This book is, without a doubt, one of my favorites. If you haven’t read Les Miz before, then I have some things that you should take into account before you commit to reading this book:
- There is a reason why fans of the book call it “the brick”. This book is massive. If you don’t want to be reading for quite a while, then this book probably isn’t the book for you. However, don’t let the size of it discourage you! It’s a wonderful read!
- Don’t give up reading after reading a few pages. Believe me, this book gets better and better as it goes. I, myself, will admit that I almost gave up on this book after reading the first few pages. But I didn’t and I will forever be grateful that I didn’t.
- If you’re looking for a happy story then… Believe me, this book isn’t a book that’s going to leave you with a big smile on your face. It’s not a happy story and it doesn’t have a happy ending. That doesn’t mean that the ending isn’t satisfying. It is. Nor does it mean that it’s a horrible story. It’s not. But there is a reason why it’s called Les Misérables translating to “The Miserable Ones” or, depending on translation, “The Wretched Ones”.
“‘Monsieur, forget not this; the French revolution had its reasons. Its wrath will be pardoned by the future; its result is a better world. From its most terrible blows comes a caress for the human race'” (Hugo, 38).

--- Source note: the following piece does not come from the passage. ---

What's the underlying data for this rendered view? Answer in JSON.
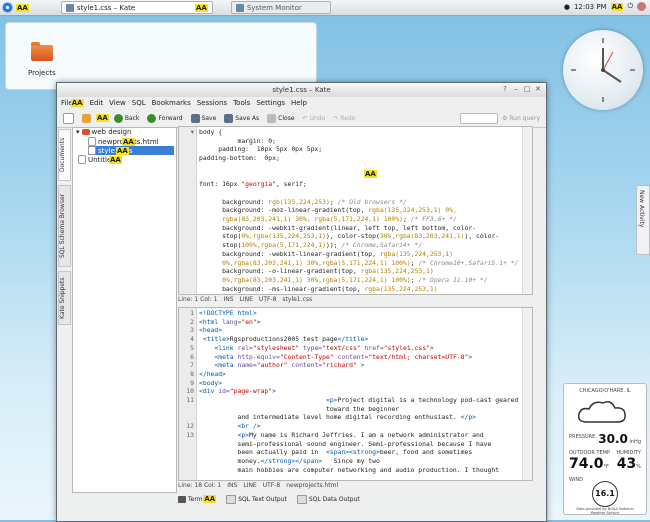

Now I will be getting into actual thoughts about this book, but I don’t think that there will be any spoilers… unless you don’t know anything about the story.
First and foremost, this book does not deal with the French revolution. In fact, the latter half of the book is about the June Rebellion of 1832, a rebellion which took place 43 years after the storming of the Bastille in 1789. Why is the June Rebellion of 1832 generally ignored in history text books? Well… I think that the following quote from Victor Hugo explains why very well:
“There are accepted revolutions, revolutions which are called revolutions; there are refused revolutions, which are called riots” -Victor Hugo.
The June Rebellion of 1832 is generally dismissed as a “riot”, and thus not a real, legitimate revolution. You can be the judge of whether or not that’s fair.
Personally, the characters in this book along with the concept and the idea are what make this book so phenomenal. The characters are among the best that I’ve ever read about, particularly in regard to the members of Les Amis de l’ABC (The Friends of the ABC). They are written n a way that it is so easy to fall in love with all of them–even the ones that you do not encounter very often.
However, I do have issues with the way that Victor Hugo wrote about some of his characters. I wrote a detailed post about this on my Tumblr blog that mostly deals with Les Miz. If you’re interested in reading about that, I will link the post here.
At any rate, if you’re planning on reading Les Misérables, I hope that you enjoy it as much as I did! If you have already read Les Misérables or are even just acquainted with the story in some way, who is your favorite character? I think that mine is probably Javert. Lesgles/Bossuet/L’Aigle/Lesgle is up there too!